Abstract

We observed the behavior and ecology of Chaetodon capistratus infected and uninfected with the ecto-parasitic isopod Anilocra chaetodontis to assess whether there may be parasite induced alterations in host biology, host defenses against infection, and/or pathology related to infection. We also examined habitat related differences in infection rates. Infected fish had higher rates of interaction with conspecifics and spent more time in low flow environments (which might improve transmission of juvenile parasites to new hosts). Butterflyfish without isopods were chased more frequently by damselfishes, fed more, and had larger territories. Time spent near conspecifics, and fish condition and gonadosomatic index did not vary between infected and uninfected fish. These results suggest that foureye butterflyfish behavior is altered by the isopod parasite in order for the isopods to more easily gain mates or transmit offspring to new hosts.

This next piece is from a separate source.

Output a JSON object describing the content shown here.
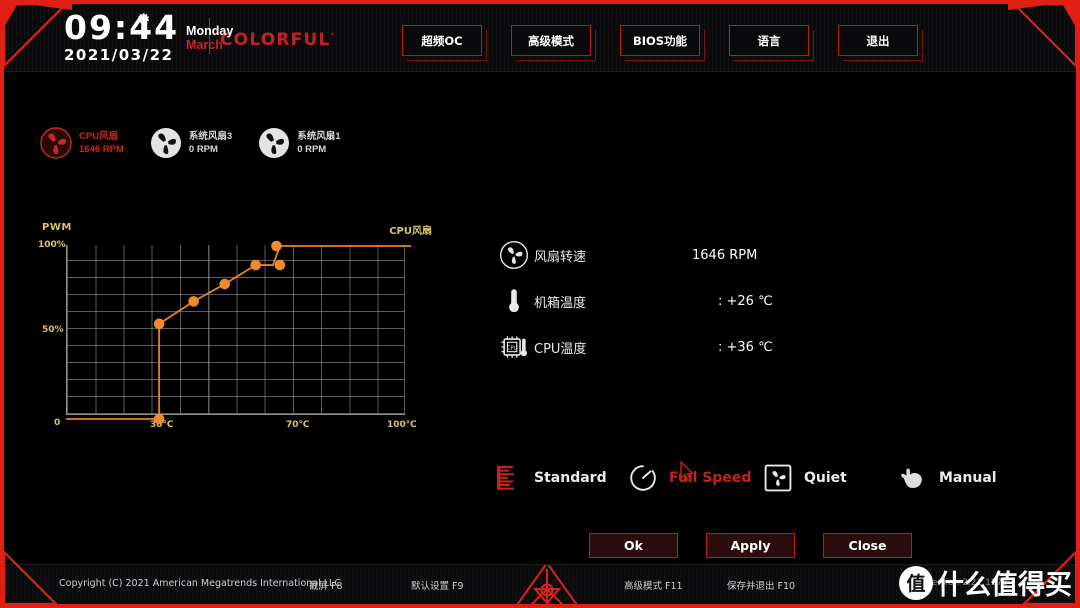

Keywords: Caribbean, coral reef, fish, host behavior, parasite, isopod